#### Exercise goal:
In the data below, which lines hold "link"? Copy every one.

(Dataset rows for apps and sites)
_ _ _ _ _

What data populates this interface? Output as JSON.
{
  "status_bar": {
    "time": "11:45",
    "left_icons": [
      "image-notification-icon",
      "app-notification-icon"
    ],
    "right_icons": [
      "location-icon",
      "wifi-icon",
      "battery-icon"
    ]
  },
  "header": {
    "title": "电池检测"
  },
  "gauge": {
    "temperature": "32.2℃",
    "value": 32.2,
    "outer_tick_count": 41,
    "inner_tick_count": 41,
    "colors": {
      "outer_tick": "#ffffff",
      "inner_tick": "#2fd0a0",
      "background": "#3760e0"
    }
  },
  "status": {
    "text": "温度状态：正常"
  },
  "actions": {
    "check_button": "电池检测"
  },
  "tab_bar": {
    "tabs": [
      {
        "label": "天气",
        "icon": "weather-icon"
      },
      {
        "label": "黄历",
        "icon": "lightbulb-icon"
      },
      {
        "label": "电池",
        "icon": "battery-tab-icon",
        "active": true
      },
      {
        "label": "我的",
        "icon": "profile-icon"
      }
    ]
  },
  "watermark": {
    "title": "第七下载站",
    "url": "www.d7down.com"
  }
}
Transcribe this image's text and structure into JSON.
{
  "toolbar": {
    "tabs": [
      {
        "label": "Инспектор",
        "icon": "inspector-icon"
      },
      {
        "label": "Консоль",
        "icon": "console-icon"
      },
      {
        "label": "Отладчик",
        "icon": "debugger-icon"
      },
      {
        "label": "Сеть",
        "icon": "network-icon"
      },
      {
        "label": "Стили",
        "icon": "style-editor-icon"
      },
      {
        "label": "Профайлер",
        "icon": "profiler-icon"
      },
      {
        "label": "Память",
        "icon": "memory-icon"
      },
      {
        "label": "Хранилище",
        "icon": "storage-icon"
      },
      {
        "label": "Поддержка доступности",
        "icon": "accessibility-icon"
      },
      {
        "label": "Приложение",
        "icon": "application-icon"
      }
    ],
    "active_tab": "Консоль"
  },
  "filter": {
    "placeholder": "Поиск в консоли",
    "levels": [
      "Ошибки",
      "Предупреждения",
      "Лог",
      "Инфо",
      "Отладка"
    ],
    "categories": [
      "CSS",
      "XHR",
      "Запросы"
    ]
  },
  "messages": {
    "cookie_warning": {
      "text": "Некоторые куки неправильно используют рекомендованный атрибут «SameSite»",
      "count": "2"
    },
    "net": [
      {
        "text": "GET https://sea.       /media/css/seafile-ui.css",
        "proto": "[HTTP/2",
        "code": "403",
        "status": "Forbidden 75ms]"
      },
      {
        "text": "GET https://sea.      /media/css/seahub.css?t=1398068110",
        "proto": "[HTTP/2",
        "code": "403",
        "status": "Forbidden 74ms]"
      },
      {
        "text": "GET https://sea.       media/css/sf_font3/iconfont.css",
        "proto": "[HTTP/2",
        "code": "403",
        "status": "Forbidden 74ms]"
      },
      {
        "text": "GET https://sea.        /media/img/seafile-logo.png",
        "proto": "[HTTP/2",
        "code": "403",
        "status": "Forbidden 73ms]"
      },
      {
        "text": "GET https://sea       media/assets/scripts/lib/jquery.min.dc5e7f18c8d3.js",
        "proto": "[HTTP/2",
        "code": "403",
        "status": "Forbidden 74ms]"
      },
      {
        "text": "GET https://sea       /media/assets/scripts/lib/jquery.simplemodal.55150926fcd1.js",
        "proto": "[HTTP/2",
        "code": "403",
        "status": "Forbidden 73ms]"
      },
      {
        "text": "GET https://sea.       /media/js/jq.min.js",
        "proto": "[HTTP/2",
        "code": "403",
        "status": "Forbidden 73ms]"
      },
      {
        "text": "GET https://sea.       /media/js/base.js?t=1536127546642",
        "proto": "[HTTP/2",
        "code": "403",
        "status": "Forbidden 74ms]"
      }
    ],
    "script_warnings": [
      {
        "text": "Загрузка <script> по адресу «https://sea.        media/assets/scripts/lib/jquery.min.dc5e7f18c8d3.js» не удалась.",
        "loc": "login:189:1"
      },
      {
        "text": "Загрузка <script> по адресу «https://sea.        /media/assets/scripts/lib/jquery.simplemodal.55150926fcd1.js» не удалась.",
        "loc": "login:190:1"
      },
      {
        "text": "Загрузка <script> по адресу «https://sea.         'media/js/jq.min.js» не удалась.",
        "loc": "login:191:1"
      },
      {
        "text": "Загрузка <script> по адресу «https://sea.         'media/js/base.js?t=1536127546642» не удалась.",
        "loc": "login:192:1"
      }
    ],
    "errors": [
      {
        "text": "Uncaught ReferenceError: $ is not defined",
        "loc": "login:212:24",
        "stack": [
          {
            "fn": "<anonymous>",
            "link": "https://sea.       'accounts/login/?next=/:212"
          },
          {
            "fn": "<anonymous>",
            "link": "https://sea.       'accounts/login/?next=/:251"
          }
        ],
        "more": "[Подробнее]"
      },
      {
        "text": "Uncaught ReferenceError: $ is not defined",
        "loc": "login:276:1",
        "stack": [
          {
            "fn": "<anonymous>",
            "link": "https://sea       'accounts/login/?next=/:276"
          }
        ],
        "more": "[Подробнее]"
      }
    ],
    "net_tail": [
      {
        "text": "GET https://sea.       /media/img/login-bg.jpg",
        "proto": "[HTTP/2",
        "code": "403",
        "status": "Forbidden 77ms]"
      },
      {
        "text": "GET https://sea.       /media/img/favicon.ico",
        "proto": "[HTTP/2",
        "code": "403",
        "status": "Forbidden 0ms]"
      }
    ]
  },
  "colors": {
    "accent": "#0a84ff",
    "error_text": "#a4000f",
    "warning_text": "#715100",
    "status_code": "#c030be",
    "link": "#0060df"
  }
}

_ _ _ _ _

#### Answer box:
            "link": "https://sea.       'accounts/login/?next=/:212"
            "link": "https://sea.       'accounts/login/?next=/:251"
            "link": "https://sea       'accounts/login/?next=/:276"
    "link": "#0060df"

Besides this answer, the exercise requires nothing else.